  • 1989 Chinazo Opia (3rd)
  • 1990 Chinazo Opia, Kim Metcalf (3rd)
  • 2006 Garland Cooper (3rd)
  • 2007 Garland Cooper
  • 2011 Robin Thompson (3rd)
  • 2013 Marisa Bast (2nd)
  • 2014 Marisa Bast (2nd)

NFCA All-America Scholar-Athletes

  • 1994 Angela Alessandrini, Shannon Norton
  • 1995 Angela Alessandrini, Jennifer Coon, Susan Hofbauer
  • 1996 Katie Ballman, Peggy Mandel, Erin Robson
  • 1997 Katie Ballman, Lauri Gillis, Tricia Kay, Erin Robson
  • 1998 Stacy Austin, Kathryn Breneman
  • 1999 Jenni Beseres
  • 2012 Sammy Albanese, Marisa Bast, Amanda Mehrsheikh, Kristin Scharkey
  • 2013 Sammy Albanese, Emily Allard, Marisa Bast, Julia Kuhn, Mari Majam, Amanda Mehrsheikh, Kristin Scharkey, Paige Tonz, Lauren Tyndall

Big Ten Distinguished Scholar-Athletes

  • 2010 Robin Thompson
  • 2011 Kelly Quinn
  • 2012 Marisa Bast
  • 2013 Marisa Bast, Julia Kuhn, Amanda Mehrsheikh, Kristin Scharkey
  • 2014 Sammy Albanese, Marisa Bast, Andrea DiPrima, Julia Kuhn, Paige Tonz

Big Ten Pitcher of the Year

  • 1984 Lisa Ishikawa
  • 2006 Eileen Canney
  • 2007 Eileen Canney
  • 2008 Lauren Delaney

Women's College World Series All-Tournament Team

  • 1984 Lisa Ishikawa
  • 2006 Eileen Canney, Garland Cooper, Tammy Williams
  • 2007 Tammy Williams

Big Ten Player of the Year

  • 1984 Lisa Ishikawa
  • 1985 Lisa Ishikawa
  • 2000 Brooke Siebel
  • 2005 Garland Cooper
  • 2006 Garland Cooper
  • 2007 Garland Cooper
  • 2008 Tammy Williams
  • 2009 Tammy Williams

Big Ten Freshman of the Year

  • 1984 Lisa Ishikawa
  • 1986 Ndidi Opia
  • 1987 Chinazo Opia
  • 1998 Brooke Siebel
  • 2004 Eileen Canney
  • 2006 Tammy Williams
  • 2007 Nicole Pauly
  • 2009 Adrienne Monka

Wildcats in National Professional Fastpitch[edit]

  • Carri Leto - in 2004, Leto became the first NU female student-athlete to be drafted by a professional franchise.

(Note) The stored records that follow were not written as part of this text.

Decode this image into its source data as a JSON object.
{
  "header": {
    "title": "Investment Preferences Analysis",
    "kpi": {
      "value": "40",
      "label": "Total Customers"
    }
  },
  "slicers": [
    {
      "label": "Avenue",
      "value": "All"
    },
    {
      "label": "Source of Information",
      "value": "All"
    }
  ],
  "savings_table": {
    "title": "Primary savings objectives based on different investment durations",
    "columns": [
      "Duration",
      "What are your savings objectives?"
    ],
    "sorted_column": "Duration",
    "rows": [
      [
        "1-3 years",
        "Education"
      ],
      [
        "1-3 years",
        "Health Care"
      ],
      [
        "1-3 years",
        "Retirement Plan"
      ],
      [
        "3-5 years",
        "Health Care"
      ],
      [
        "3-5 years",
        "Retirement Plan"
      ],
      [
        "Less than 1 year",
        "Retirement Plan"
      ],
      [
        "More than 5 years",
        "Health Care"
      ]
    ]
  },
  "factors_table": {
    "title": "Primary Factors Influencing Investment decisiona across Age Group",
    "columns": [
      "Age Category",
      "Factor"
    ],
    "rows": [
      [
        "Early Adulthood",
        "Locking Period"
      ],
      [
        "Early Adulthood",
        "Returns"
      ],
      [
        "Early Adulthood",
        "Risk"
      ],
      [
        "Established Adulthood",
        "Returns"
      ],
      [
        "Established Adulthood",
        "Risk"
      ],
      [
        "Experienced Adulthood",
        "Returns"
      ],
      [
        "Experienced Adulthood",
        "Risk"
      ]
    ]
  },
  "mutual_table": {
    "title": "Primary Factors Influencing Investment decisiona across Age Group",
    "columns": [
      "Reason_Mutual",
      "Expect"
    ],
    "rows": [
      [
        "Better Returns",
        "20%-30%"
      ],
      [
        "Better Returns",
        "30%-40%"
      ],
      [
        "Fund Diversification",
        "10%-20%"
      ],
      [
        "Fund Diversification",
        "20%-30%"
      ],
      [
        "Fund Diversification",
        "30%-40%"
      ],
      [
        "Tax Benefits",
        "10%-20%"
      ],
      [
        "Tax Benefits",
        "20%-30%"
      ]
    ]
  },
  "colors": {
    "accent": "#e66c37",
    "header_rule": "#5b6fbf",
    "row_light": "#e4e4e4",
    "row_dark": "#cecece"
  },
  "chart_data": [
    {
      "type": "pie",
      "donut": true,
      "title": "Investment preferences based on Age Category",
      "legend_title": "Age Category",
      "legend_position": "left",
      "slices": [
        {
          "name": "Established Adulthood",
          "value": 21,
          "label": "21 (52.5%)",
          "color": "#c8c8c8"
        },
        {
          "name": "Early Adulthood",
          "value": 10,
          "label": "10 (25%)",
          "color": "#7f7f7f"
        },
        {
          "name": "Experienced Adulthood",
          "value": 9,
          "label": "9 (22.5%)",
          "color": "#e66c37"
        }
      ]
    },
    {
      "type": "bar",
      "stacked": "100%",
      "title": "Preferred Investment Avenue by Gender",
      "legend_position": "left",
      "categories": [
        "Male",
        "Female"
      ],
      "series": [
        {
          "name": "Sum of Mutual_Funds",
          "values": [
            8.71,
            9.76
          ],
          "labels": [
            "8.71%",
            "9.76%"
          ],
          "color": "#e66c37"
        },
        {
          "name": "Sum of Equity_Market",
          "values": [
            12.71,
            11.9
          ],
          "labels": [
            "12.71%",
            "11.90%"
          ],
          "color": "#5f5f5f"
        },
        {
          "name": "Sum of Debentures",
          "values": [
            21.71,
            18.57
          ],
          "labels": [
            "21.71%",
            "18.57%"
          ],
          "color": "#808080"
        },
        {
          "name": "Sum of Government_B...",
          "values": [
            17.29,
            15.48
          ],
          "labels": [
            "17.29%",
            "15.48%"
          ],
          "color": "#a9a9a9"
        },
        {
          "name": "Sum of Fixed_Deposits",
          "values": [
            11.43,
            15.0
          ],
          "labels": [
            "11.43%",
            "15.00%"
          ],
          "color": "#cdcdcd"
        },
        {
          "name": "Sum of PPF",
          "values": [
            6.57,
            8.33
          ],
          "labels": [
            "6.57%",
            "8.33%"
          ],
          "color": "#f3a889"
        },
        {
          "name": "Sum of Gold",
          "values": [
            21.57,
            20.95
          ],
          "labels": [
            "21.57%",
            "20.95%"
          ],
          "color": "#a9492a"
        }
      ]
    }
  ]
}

Leto began her professional career with the N.Y./N.J. Juggernaut of National Professional Fastpitch (NPF) and then moved to the Philadelphia Force after two seasons. She is a three-time NPF All-Star and was the named the league's Defensive Player of the Year in 2006. She also played for the New England Riptide.
  • Caryl Drohan - current Northwestern Associate Head Coach was an assistant for the Philadelphia Force in 2006. In 2007, she served as an assistant coach for the Chicago Bandits.
  • Courtnay Foster - in 2006, Foster was drafted in the NPF, but elected not to play.
  • Eileen Canney - in the 2007 draft, Canney was the second overall pick and the first pitcher selected. She played for the New England Riptide.
  • Garland Cooper - was the fourth overall pick in the 2007 draft. She joined teammates Eileen Canney and Carri Leto on the New England Riptide which was coached by legendary former NU coach, Sharon Drysdale.
  • Tammy Williams -
  • Nicole Pauly -
  • Robin Thompson -
  • Adrienne Monka -
  • Emily Allard

Source of Information[edit]

2007 Northwestern Softball Media Guide

See also[edit]

External links[edit]